“I haven't seen Cape Pogue have that many seed scallops in a good 10 years," said Mr. Bagnall. “In terms of a regional picture, it's good news. Scallops are finicky in what they like for water quality."
He cautions that an abundance of seed is far short of a guarantee for higher yields next season. He does predict that the wholesale price will be lower next year, because supply is likely to increase.
“Isn't that the curse of the fisherman?
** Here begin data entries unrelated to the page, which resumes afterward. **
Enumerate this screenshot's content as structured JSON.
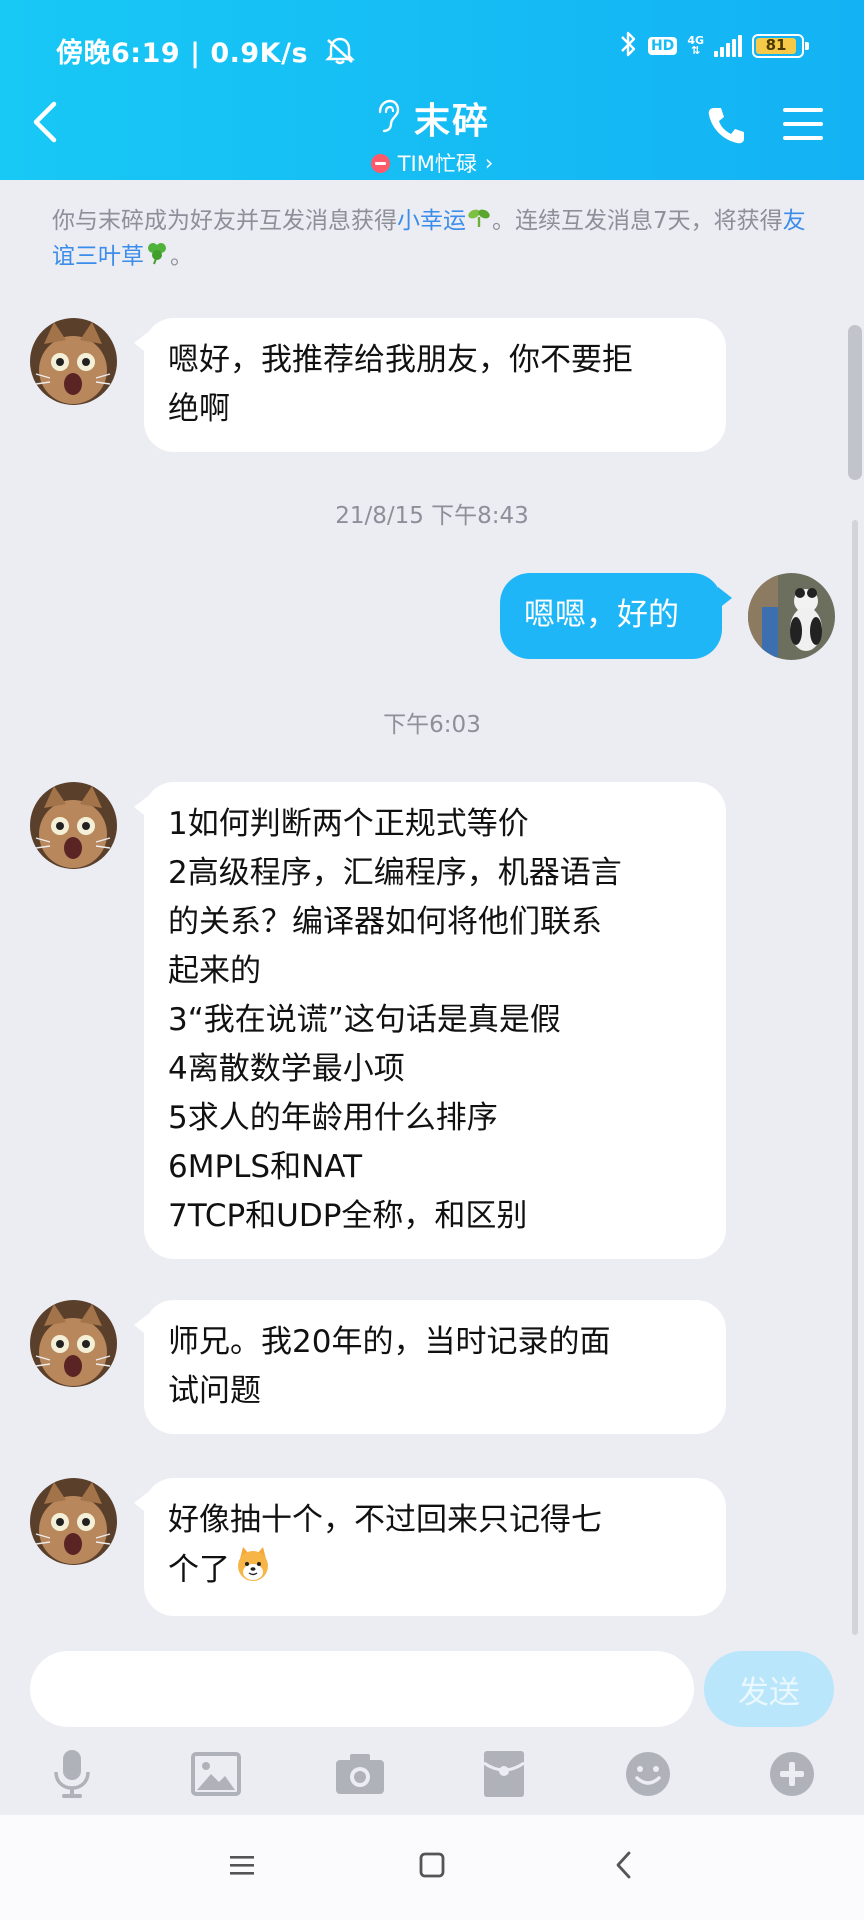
{
  "statusbar": {
    "time": "傍晚6:19",
    "speed": "0.9K/s",
    "hd": "HD",
    "net": "4G",
    "battery": "81"
  },
  "header": {
    "title": "末碎",
    "subtitle": "TIM忙碌",
    "subtitle_arrow": "›"
  },
  "notice": {
    "part1": "你与末碎成为好友并互发消息获得",
    "link1": "小幸运",
    "part2": "。连续互发消息7天，将获得",
    "link2": "友谊三叶草",
    "part3": "。"
  },
  "messages": [
    {
      "from": "other",
      "lines": [
        "嗯好，我推荐给我朋友，你不要拒",
        "绝啊"
      ]
    },
    {
      "timestamp": "21/8/15 下午8:43"
    },
    {
      "from": "self",
      "lines": [
        "嗯嗯，好的"
      ]
    },
    {
      "timestamp": "下午6:03"
    },
    {
      "from": "other",
      "lines": [
        "1如何判断两个正规式等价",
        "2高级程序，汇编程序，机器语言",
        "的关系？编译器如何将他们联系",
        "起来的",
        "3“我在说谎”这句话是真是假",
        "4离散数学最小项",
        "5求人的年龄用什么排序",
        "6MPLS和NAT",
        "7TCP和UDP全称，和区别"
      ]
    },
    {
      "from": "other",
      "lines": [
        "师兄。我20年的，当时记录的面",
        "试问题"
      ]
    },
    {
      "from": "other",
      "lines": [
        "好像抽十个，不过回来只记得七",
        "个了"
      ],
      "emoji": "dog-face-emoji"
    }
  ],
  "input": {
    "placeholder": "",
    "send_label": "发送"
  },
  "toolbar": {
    "items": [
      "microphone-icon",
      "image-icon",
      "camera-icon",
      "red-packet-icon",
      "emoji-icon",
      "plus-icon"
    ]
  },
  "colors": {
    "header_start": "#18c8f5",
    "header_end": "#13b2f4",
    "self_bubble": "#1fb6f7",
    "link": "#3a8dea",
    "background": "#ececf3"
  }
}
When the fish are in, the price is low."
Cumberland Farms gives ambulance service $1,000
In keeping with its annual tradition of supporting the Last Night First Day celebration on Martha's Vineyard, Cumberland Farms presented a $1,000 donation to the Tisbury Ambulance Association.
Part of a network of retail stores and gas stations and associated distribution services that span 11 states across the Northeast and Florida, the local Cumberland Farms is located adjacent to the Vineyard Haven post office.
Boston lawyer hangs out Vineyard shingle
Jay F. Theise, a Boston-based lawyer and new Aquinnah homeowner, announced that he is now meeting with clients by appointment on Martha's Vineyard.
Mr. Theise said his focus is on personal rights and business needs, including general litigation in state, federal, and bankruptcy courts, estate and trust administration, general business and real estate development work, mediation and arbitration and asset protection and recovery.
"The network I have created through my national, and in many instances international, practice provides my clients with access to legal specialists of the highest ability and standing in the profession, virtually anywhere in the world," said Mr. Theise.
For more information, call 508-955-9015.